    4 out of 5 stars 32
  • Story
    4.5 out of 5 stars 31

An explosive new look at the pressures on today's teachers and the pitfalls of school reform, Confessions of a Bad Teacher presents a passionate appeal to save public schools, before it's too late. When John Owens left a lucrative job to teach English at a public school in New York City's South Bronx, he thought he could do some good. Faced with a flood of struggling students, Owens devised ingenious ways to engage every last one. But as his students began to thrive under his tutelage, Owens found himself increasingly mired in a broken educational system.

  • 5 out of 5 stars
  • Telling it like it is.

  • By Deanna on 08-07-16

Telling it like it is.

Overall
5 out of 5 stars
Performance
5 out of 5 stars
Story
5 out of 5 stars

Reviewed: 08-07-16

Would you recommend this audiobook to a friend? If so, why?

Yes. People really need to understand how bad conditions can be.

What did you like best about this story?

I have been a teacher for 30 years.
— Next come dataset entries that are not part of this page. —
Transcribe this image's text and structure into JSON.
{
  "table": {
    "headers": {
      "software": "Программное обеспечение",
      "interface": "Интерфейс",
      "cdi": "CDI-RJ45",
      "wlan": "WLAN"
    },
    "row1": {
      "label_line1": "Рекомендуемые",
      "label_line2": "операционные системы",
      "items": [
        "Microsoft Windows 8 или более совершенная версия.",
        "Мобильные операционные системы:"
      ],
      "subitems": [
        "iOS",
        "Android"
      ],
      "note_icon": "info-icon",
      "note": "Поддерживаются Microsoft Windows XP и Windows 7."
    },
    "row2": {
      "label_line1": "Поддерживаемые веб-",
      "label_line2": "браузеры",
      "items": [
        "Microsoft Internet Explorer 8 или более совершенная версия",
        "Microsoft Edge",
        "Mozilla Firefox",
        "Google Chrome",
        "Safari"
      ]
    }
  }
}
If you wonder what it's like to be a teacher should read this book. I've quoted a review of the print version below that I totally agree with.

Which character – as performed by James Killavey – was your favorite?
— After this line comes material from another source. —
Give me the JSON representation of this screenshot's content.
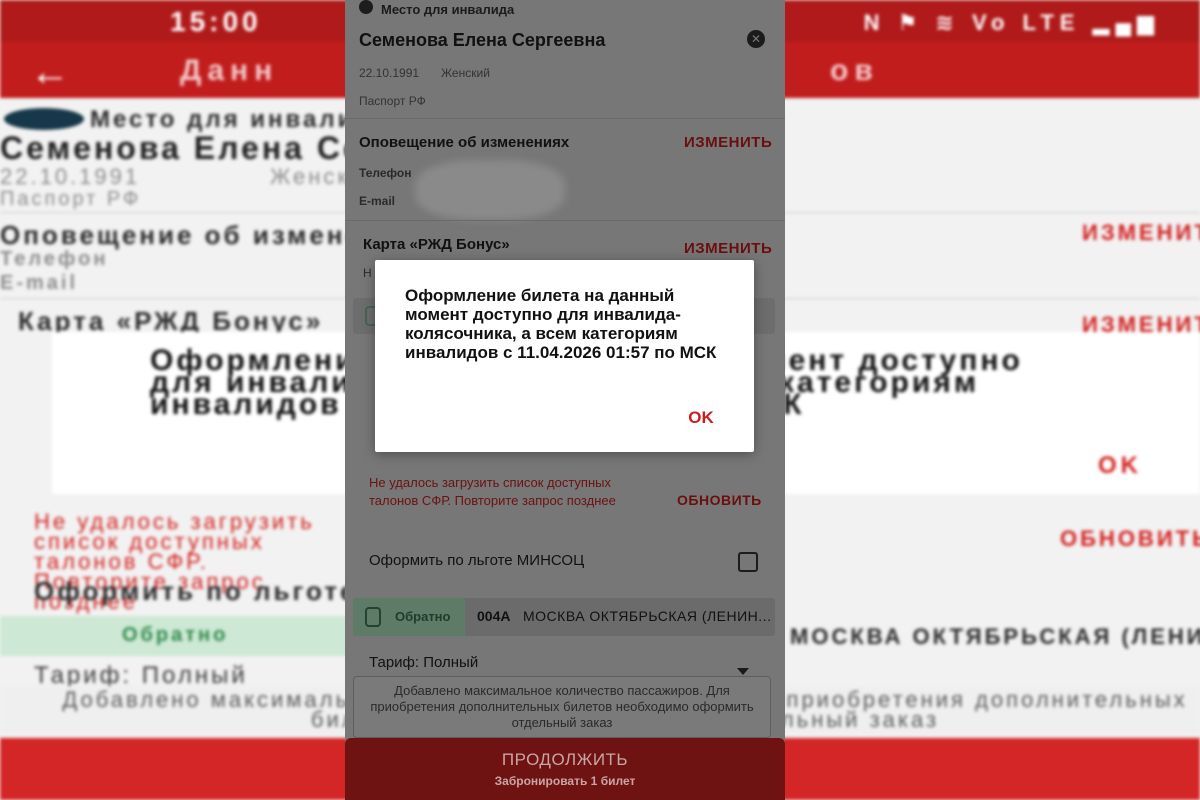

I thought the reader good but a couple of people did not and, in the "Days of Trump" it's not enough to say you don't like something. People have to go to extremes like...."Terrible, really terrible, Believe me, Believe me!." Sad but true. So I say..I think he's good but don't believe me..or them. Listen to the sample and decide for yourself.

Any additional comments?

"This book accurately describes my own experiences right down to the language used
by the students and the pettiness of the administration. The central message of the book,
according to my biased view as a teacher, is that teachers should be supported financially
(dedicated teachers are spending thousands of their own dollars for classroom supplies
and demonstration apparatus), logistically (removal of knuckleheads from class), and emotionally (regarded with the esteem they deserve). I could recite my own litany of abuse by assistant principals, extreme behavior problems, too many kids with special needs and not enough time, but John Owens has already described my experience with remarkable accuracy. I realize now that this is not just a local problem, but a systemic one pervading school systems across the nation. Education reform has relieved students of responsibility for their own education and placed it all on the teacher. Thirty percent of the school year is consumed by preparing for and taking high-stakes tests. Education reform is the worst thing to ever happen to education. Teachers should be supported and appreciated. Education reform is a big part of the problem, good teachers hold the key to the solution. We should listen to them. Thank you John Owens for stating our case so well!"

7 of 7 people found this review helpful